Mount Sugarloaf State Reservation is a state-owned, public recreation area managed by the Massachusetts Department of Conservation and Recreation located in South Deerfield, just west of the Connecticut River. The state park includes the summits of North Sugarloaf Mountain and South Sugarloaf Mountain, as well as 1.75 miles of frontage on the Connecticut River and two river islands. The park is part of a larger park designation called the Connecticut River Greenway State Park. Portions of the park property along the river are used by the University of Massachusetts Amherst for agricultural research. The state maintains an automobile road and an observation tower on South Sugarloaf, open from late spring through the fall foliage season. The reservation is accessible via Route 116. Parking for a fee is available at the base of the mountain and at the summit of the auto road. The reservation is open for hiking, picnicking, and scenic viewing. Hiking trails include a section of the 20-mile Pocumtuck Ridge Trail. Canoe and kayak camping is allowed on the islands.
Rail Trails: Norwottuck, Manhan, Northampton A network of excellent, paved bike trails weaves throughout the Pioneer Valley, and runners are included in the numerous trail users who take to these recreation paths year-round. Three bikeways — all connected — make up the main commuter paths in the Five College area. Hop on any one (or connect them all) for an out and back of your desired length. These paths are plowed in the wintertime, so although they sometimes get icy, they make for decent off-season running.
Norwottuck Rail Trail: The Norwottuck Rail Trail stretches 11 miles along the former Boston and Maine Railroad, linking Northampton, Hadley, Amherst, and Belchertown. The quietest and most scenic part of the trail is a roughly 3 mile stretch along the east end of the trail from the Fort River access point to the trail’s terminus at Warren Wright Road. This section cuts predominately through conservation land, with great views of the Mount Holyoke range from the Fort River, Brickyard Conservation Area, and Lawrence Swamp. There are several dirt single track side trails to explore here as well. Another notable section of the trail is the extreme west end, which crosses over the Connecticut River on a wood planked former railroad bridge. East of here, the trail borders the somewhat congested commercial area along Route 9, but it does cut through some nice farmland as well.

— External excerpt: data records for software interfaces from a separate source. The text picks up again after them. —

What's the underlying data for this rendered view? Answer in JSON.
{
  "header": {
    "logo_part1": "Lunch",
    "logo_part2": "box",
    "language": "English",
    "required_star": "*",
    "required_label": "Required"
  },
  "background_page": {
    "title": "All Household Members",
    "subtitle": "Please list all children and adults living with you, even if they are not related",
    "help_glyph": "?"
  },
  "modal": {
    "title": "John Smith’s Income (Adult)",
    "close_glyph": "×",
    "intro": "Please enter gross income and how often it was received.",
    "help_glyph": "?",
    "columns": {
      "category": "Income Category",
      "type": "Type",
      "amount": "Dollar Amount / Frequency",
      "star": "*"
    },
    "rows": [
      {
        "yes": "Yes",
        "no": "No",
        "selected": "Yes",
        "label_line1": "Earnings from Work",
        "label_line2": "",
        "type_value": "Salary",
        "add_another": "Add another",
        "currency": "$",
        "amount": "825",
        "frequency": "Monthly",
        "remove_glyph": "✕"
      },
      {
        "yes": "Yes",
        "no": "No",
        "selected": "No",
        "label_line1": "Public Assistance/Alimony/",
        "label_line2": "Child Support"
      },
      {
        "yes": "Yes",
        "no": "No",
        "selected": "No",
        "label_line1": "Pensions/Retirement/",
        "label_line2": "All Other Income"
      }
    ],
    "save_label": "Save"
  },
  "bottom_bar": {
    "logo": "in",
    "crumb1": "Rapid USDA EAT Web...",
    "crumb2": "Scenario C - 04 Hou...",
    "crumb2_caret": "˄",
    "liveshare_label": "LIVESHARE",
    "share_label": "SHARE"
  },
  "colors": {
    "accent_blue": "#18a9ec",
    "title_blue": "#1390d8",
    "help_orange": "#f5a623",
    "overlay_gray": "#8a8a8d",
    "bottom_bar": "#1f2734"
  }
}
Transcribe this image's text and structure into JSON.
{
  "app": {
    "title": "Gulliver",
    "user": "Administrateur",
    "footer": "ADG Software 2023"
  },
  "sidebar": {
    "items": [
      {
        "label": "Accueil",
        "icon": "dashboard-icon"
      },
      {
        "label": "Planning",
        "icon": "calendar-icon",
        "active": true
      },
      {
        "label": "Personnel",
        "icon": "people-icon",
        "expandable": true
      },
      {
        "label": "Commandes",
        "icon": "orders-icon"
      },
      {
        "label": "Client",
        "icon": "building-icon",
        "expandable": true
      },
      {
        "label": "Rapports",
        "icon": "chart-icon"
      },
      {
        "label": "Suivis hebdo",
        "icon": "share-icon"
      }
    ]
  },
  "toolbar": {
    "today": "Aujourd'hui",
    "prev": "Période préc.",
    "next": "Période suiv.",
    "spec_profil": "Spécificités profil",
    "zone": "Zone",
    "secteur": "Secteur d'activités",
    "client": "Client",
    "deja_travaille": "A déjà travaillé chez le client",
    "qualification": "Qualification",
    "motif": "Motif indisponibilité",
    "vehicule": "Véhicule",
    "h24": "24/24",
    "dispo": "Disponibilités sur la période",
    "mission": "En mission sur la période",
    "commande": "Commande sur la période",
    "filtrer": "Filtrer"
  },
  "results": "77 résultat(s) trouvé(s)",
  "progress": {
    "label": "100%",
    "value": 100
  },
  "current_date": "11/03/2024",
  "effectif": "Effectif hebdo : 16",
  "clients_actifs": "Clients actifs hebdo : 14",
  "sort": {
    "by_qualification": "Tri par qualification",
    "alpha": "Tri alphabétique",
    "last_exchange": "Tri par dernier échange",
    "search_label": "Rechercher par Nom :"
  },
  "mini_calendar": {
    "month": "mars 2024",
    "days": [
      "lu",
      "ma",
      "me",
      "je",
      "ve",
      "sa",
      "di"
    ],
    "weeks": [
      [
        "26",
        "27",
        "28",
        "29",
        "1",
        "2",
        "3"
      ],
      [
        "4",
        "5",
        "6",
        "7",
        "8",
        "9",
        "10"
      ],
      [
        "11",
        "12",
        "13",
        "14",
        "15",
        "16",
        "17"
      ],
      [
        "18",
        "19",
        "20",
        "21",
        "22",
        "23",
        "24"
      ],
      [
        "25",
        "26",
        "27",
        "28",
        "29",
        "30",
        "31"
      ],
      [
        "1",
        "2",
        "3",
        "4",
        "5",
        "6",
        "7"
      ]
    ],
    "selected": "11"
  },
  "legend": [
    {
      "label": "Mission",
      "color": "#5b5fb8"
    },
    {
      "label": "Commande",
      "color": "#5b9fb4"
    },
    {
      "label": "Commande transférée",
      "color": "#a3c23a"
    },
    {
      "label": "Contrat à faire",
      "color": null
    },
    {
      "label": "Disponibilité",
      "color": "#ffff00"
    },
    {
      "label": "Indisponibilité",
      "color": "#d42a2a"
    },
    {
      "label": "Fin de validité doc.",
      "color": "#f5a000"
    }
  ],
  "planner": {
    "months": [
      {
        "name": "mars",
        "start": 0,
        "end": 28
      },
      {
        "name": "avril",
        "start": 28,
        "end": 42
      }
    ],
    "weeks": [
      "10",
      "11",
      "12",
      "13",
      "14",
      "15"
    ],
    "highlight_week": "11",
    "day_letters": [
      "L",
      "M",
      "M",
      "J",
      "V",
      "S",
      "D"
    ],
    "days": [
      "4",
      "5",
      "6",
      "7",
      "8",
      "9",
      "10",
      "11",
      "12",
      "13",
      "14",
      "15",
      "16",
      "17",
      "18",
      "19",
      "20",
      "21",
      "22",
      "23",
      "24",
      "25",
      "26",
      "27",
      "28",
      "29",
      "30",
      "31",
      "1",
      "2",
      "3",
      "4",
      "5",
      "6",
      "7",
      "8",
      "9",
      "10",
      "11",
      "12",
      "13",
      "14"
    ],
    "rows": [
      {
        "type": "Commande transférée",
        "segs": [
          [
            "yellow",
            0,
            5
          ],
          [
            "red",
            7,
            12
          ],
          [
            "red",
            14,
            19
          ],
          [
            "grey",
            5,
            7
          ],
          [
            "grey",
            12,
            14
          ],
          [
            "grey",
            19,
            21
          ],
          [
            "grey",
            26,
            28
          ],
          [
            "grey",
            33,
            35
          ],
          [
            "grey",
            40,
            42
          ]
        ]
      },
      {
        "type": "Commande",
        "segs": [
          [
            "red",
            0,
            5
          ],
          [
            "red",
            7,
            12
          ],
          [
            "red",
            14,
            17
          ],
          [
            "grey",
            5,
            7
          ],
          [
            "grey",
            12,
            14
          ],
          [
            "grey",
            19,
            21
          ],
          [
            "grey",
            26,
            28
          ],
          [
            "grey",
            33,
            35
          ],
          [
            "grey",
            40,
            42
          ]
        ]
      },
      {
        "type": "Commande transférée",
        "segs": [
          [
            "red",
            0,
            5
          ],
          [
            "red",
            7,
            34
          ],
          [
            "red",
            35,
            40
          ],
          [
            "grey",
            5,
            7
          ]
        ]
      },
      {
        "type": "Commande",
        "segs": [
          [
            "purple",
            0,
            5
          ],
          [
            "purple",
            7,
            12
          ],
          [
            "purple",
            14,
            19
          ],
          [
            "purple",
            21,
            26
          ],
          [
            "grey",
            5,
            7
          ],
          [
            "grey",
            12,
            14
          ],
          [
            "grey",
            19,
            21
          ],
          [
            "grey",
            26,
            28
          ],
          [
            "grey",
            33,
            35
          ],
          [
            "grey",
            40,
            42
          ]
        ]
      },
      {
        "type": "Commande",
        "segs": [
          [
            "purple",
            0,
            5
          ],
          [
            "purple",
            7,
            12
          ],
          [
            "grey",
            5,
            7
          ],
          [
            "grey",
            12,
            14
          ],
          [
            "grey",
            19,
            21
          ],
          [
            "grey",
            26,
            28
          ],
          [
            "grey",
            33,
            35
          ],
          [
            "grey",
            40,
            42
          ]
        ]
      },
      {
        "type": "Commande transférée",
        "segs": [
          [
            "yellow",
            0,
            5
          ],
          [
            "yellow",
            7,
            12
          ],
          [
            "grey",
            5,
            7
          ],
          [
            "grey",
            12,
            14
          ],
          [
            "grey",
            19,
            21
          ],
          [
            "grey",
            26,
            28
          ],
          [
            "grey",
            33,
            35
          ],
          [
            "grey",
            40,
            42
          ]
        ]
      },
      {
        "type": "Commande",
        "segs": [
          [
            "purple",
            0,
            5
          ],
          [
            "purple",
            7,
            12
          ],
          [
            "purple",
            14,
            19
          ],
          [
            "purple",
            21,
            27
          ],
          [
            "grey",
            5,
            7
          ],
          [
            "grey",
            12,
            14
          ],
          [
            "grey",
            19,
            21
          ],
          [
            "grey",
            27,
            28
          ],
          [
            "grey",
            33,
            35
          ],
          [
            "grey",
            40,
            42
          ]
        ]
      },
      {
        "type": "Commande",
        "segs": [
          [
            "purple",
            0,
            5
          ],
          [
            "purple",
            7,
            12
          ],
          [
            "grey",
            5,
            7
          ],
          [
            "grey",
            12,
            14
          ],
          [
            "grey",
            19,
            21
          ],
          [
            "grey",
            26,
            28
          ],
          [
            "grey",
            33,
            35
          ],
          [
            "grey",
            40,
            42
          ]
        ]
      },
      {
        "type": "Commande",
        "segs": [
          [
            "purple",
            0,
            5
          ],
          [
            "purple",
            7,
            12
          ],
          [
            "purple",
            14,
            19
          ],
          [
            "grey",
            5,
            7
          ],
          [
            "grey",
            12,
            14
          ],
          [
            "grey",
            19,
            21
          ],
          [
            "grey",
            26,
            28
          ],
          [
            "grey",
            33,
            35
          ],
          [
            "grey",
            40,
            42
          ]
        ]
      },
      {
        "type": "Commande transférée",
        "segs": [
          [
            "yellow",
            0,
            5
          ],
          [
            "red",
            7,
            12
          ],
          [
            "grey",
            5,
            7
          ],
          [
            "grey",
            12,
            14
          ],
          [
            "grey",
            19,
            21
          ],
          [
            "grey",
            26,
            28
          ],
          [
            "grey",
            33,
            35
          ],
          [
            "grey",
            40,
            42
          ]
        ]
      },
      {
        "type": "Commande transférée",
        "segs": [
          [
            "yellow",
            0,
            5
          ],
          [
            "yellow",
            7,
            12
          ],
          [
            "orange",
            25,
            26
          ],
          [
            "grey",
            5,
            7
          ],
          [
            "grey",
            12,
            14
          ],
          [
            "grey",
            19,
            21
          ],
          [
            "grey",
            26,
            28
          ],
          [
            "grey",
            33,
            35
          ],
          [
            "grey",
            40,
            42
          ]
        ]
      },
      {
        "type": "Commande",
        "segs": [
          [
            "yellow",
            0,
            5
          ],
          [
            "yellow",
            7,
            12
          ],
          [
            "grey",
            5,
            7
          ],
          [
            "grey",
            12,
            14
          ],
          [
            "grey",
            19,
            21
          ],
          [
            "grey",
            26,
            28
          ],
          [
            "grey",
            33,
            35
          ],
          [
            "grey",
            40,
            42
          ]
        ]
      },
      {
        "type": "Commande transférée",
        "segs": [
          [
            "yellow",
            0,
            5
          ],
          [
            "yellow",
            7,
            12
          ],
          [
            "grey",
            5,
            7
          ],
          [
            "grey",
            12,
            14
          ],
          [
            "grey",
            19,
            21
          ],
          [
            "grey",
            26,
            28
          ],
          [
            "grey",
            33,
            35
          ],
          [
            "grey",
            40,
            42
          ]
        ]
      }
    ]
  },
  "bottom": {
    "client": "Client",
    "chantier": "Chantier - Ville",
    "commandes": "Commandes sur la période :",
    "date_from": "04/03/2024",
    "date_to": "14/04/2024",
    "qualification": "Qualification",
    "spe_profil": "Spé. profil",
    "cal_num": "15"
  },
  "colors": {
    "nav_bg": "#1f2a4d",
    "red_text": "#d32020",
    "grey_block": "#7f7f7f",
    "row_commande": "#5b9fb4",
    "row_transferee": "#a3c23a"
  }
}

Manhan Rail Trail: After the Norwottuck Rail Trail crosses the Connecticut River, it soon becomes the Manhan Rail Trail, which cuts through downtown Northampton, crosses I-91, and carries on south into Easthampton, where it roughly follows the Manhan River into downtown. It’s about 7.4 miles one-way. A lovely section is the area around Easthampton’s Lower Mill Pond with its historic mill buildings and manicured greenery.
Northampton Bikeway: Between the Norwottuck and Manhan trails, a third bike path cuts east to west across Northampton, linking the downtown area with the neighborhood of Florence. From King Street (Route 5) in Northampton, the path continues west behind woodsy residential areas to the heart of Florence where it cuts through the lovely grounds of Look Park. From here, the path bends north into Leeds and follows a nice stretch of the Mill River (including a dammed falls) upstream almost to Haydenville.Total is 5.4 miles